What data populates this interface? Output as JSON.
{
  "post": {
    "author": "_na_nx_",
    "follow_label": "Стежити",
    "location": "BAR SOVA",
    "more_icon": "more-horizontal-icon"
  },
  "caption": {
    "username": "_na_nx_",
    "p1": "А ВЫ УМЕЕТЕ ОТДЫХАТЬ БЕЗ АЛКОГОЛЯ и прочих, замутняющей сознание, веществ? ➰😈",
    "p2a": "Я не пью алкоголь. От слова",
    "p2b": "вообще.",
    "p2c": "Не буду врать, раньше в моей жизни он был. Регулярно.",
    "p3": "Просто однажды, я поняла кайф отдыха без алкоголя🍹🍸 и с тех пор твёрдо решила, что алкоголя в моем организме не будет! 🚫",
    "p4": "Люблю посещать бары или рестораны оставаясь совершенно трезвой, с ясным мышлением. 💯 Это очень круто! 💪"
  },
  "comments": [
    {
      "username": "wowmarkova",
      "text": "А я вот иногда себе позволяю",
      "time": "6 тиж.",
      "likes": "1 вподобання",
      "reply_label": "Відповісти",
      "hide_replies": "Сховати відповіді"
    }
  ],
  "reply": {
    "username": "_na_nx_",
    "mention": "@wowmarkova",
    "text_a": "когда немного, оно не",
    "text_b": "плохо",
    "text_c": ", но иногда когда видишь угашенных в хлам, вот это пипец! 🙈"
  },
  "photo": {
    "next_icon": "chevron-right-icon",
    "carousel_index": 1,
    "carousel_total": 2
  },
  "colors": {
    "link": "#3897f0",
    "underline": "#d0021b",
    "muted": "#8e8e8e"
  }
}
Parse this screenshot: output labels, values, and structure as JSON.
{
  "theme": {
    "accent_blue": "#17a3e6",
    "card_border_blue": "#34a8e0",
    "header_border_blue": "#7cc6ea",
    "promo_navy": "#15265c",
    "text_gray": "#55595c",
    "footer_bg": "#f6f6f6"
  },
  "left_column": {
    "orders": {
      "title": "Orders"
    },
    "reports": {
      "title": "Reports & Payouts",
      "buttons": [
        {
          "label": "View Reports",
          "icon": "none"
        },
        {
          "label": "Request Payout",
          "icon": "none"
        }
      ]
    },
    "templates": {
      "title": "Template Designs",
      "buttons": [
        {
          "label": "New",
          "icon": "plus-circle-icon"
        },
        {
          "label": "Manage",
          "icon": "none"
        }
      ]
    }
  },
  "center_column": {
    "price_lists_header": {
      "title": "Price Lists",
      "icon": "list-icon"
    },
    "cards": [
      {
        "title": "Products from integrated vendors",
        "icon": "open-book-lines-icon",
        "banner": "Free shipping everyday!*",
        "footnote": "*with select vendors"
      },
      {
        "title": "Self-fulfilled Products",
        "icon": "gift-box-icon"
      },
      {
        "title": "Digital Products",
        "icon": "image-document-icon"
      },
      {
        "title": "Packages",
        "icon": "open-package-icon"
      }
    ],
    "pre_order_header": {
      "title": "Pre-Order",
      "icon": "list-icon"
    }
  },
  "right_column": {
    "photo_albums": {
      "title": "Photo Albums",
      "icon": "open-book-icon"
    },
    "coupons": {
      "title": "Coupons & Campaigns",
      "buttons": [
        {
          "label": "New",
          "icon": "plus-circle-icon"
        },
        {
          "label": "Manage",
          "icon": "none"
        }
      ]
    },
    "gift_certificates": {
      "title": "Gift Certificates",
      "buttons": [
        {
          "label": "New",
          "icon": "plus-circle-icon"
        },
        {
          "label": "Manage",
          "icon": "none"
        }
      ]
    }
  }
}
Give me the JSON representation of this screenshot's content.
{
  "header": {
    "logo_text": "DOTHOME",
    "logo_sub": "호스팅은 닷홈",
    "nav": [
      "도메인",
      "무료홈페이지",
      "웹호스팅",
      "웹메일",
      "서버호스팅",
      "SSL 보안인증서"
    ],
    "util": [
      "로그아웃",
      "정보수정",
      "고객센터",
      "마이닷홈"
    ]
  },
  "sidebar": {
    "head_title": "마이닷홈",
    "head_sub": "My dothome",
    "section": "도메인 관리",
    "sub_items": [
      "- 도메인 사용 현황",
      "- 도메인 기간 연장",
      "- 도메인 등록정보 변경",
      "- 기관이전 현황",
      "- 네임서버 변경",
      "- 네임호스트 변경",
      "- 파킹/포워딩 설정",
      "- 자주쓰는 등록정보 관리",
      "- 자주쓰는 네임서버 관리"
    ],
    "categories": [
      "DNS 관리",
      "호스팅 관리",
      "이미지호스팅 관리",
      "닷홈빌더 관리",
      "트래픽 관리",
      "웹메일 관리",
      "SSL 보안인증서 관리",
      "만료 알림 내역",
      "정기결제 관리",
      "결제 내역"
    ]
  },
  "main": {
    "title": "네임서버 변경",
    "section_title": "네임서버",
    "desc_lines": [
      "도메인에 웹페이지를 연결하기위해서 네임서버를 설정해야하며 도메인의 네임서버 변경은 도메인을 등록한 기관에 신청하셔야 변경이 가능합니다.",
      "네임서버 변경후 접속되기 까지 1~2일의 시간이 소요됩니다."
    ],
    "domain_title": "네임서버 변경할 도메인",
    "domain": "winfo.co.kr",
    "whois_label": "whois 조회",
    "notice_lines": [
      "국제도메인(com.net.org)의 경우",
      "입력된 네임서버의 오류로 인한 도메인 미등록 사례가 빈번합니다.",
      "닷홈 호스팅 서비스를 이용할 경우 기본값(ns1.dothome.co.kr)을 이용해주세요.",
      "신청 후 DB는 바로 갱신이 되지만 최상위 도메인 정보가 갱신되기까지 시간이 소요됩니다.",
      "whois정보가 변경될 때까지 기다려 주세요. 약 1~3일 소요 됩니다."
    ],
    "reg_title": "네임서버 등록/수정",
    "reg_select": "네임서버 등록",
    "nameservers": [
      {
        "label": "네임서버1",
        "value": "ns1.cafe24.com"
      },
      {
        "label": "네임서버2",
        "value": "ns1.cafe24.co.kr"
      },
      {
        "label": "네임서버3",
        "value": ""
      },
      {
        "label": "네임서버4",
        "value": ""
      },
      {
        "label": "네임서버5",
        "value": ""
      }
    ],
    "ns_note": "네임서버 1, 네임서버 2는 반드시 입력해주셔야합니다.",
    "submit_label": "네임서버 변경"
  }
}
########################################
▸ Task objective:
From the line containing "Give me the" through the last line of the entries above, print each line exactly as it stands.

▸ Reply:
Give me the JSON representation of this screenshot's content.
{
  "header": {
    "logo_text": "DOTHOME",
    "logo_sub": "호스팅은 닷홈",
    "nav": [
      "도메인",
      "무료홈페이지",
      "웹호스팅",
      "웹메일",
      "서버호스팅",
      "SSL 보안인증서"
    ],
    "util": [
      "로그아웃",
      "정보수정",
      "고객센터",
      "마이닷홈"
    ]
  },
  "sidebar": {
    "head_title": "마이닷홈",
    "head_sub": "My dothome",
    "section": "도메인 관리",
    "sub_items": [
      "- 도메인 사용 현황",
      "- 도메인 기간 연장",
      "- 도메인 등록정보 변경",
      "- 기관이전 현황",
      "- 네임서버 변경",
      "- 네임호스트 변경",
      "- 파킹/포워딩 설정",
      "- 자주쓰는 등록정보 관리",
      "- 자주쓰는 네임서버 관리"
    ],
    "categories": [
      "DNS 관리",
      "호스팅 관리",
      "이미지호스팅 관리",
      "닷홈빌더 관리",
      "트래픽 관리",
      "웹메일 관리",
      "SSL 보안인증서 관리",
      "만료 알림 내역",
      "정기결제 관리",
      "결제 내역"
    ]
  },
  "main": {
    "title": "네임서버 변경",
    "section_title": "네임서버",
    "desc_lines": [
      "도메인에 웹페이지를 연결하기위해서 네임서버를 설정해야하며 도메인의 네임서버 변경은 도메인을 등록한 기관에 신청하셔야 변경이 가능합니다.",
      "네임서버 변경후 접속되기 까지 1~2일의 시간이 소요됩니다."
    ],
    "domain_title": "네임서버 변경할 도메인",
    "domain": "winfo.co.kr",
    "whois_label": "whois 조회",
    "notice_lines": [
      "국제도메인(com.net.org)의 경우",
      "입력된 네임서버의 오류로 인한 도메인 미등록 사례가 빈번합니다.",
      "닷홈 호스팅 서비스를 이용할 경우 기본값(ns1.dothome.co.kr)을 이용해주세요.",
      "신청 후 DB는 바로 갱신이 되지만 최상위 도메인 정보가 갱신되기까지 시간이 소요됩니다.",
      "whois정보가 변경될 때까지 기다려 주세요. 약 1~3일 소요 됩니다."
    ],
    "reg_title": "네임서버 등록/수정",
    "reg_select": "네임서버 등록",
    "nameservers": [
      {
        "label": "네임서버1",
        "value": "ns1.cafe24.com"
      },
      {
        "label": "네임서버2",
        "value": "ns1.cafe24.co.kr"
      },
      {
        "label": "네임서버3",
        "value": ""
      },
      {
        "label": "네임서버4",
        "value": ""
      },
      {
        "label": "네임서버5",
        "value": ""
      }
    ],
    "ns_note": "네임서버 1, 네임서버 2는 반드시 입력해주셔야합니다.",
    "submit_label": "네임서버 변경"
  }
}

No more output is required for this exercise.